EXERCISE OBJECTIVE: Pull every line holding the string "ACUMULADO" from the records below.

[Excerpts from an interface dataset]

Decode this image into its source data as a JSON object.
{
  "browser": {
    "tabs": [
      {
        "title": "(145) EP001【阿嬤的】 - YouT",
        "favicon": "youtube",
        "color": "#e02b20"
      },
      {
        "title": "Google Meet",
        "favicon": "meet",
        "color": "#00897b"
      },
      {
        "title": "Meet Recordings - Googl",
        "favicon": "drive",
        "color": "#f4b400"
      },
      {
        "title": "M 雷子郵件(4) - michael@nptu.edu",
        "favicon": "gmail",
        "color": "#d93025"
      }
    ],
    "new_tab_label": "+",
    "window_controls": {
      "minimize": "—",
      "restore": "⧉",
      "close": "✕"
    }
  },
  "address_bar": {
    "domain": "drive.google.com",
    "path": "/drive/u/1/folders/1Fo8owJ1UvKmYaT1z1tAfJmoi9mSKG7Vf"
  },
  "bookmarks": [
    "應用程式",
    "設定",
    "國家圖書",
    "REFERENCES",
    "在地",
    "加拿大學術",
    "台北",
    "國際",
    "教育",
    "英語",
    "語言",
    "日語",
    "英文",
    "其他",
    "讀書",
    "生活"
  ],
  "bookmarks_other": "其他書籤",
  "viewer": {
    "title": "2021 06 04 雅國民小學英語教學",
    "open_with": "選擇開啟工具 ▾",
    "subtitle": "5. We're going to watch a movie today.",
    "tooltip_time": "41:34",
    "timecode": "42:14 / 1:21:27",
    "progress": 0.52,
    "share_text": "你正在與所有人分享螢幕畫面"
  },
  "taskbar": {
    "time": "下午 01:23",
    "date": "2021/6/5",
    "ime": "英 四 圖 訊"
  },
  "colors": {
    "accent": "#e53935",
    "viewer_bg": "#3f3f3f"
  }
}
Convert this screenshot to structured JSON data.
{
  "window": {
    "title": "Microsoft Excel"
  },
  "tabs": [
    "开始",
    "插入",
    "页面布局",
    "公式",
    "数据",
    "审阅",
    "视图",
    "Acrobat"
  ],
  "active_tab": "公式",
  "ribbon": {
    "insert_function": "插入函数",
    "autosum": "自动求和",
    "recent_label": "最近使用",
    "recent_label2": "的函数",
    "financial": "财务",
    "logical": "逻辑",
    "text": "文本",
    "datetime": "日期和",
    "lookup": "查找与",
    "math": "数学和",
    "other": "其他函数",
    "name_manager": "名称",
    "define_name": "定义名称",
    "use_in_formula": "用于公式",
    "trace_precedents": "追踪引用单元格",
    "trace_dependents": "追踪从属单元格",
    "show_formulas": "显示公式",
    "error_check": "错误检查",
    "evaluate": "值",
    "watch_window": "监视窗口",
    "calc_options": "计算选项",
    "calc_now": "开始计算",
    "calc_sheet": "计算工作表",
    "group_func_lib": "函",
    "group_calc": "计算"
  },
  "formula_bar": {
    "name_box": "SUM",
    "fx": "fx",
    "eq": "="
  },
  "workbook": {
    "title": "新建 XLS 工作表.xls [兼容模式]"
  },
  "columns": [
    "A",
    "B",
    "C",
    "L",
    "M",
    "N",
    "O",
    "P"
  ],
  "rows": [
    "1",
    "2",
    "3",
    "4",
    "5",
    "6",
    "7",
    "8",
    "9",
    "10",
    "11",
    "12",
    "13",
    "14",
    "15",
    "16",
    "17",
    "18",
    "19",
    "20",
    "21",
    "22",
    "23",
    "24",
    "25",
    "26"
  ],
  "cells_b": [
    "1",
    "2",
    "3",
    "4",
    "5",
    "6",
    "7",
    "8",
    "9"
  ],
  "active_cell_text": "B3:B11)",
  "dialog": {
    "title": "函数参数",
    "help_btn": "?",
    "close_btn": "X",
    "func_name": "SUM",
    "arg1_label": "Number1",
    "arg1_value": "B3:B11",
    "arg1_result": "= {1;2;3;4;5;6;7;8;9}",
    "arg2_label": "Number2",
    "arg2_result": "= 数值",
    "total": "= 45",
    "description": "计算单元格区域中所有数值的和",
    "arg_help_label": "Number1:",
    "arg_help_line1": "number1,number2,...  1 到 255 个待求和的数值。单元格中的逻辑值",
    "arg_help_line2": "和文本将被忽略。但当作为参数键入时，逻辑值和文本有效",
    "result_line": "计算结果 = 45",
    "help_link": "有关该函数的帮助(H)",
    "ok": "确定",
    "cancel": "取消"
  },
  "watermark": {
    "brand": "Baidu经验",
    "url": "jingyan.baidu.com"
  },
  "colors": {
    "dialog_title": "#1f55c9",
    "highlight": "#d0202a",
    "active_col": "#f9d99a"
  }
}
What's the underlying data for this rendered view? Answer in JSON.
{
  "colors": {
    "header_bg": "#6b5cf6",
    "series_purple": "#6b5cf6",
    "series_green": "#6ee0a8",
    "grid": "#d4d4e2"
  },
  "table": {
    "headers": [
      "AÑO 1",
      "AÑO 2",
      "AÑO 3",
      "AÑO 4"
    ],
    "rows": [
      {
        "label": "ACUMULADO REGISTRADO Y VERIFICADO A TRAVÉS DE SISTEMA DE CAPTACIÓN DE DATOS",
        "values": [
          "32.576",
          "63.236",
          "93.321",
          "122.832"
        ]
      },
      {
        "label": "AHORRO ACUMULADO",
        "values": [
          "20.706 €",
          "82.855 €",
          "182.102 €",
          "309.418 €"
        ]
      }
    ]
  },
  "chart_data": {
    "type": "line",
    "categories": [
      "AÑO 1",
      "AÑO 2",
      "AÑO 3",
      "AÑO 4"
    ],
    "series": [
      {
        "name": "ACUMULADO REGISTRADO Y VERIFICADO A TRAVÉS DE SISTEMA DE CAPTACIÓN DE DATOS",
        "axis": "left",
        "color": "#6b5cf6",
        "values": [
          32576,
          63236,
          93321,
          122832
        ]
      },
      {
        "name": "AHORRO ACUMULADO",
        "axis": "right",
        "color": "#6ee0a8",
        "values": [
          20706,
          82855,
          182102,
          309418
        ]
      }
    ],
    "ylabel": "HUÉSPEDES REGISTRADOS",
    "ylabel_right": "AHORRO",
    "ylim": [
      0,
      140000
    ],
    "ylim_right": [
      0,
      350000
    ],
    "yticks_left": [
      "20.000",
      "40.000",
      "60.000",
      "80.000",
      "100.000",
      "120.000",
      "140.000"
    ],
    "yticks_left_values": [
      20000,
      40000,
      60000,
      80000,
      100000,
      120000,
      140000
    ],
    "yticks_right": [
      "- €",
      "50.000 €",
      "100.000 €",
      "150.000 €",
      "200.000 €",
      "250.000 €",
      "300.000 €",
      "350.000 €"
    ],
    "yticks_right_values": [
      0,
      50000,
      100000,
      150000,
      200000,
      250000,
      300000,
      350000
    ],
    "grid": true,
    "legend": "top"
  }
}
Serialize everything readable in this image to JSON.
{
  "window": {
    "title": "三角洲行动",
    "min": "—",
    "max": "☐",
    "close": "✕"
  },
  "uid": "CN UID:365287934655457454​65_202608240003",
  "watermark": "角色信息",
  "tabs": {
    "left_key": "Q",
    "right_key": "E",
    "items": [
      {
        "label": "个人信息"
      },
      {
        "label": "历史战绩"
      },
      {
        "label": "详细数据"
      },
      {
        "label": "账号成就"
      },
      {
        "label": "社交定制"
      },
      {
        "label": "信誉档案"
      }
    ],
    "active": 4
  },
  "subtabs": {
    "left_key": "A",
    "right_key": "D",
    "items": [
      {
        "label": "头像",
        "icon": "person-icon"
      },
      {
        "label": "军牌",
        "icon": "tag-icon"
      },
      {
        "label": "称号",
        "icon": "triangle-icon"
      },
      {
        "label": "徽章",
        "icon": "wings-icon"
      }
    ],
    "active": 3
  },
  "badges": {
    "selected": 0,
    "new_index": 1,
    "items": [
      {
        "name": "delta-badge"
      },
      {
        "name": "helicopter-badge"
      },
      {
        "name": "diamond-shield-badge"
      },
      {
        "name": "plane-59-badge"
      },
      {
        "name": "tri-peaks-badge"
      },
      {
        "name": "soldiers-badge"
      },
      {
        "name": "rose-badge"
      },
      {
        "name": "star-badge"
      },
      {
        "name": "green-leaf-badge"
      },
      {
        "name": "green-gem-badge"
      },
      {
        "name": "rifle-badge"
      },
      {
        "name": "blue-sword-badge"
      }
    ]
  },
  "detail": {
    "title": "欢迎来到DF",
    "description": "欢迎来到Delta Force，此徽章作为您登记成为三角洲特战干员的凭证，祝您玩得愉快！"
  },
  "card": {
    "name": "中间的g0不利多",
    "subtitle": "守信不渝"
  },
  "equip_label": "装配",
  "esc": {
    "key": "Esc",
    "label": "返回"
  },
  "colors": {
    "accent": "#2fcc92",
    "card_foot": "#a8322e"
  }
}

RESPONSE AREA:
        "label": "ACUMULADO REGISTRADO Y VERIFICADO A TRAVÉS DE SISTEMA DE CAPTACIÓN DE DATOS",
        "label": "AHORRO ACUMULADO",
        "name": "ACUMULADO REGISTRADO Y VERIFICADO A TRAVÉS DE SISTEMA DE CAPTACIÓN DE DATOS",
        "name": "AHORRO ACUMULADO",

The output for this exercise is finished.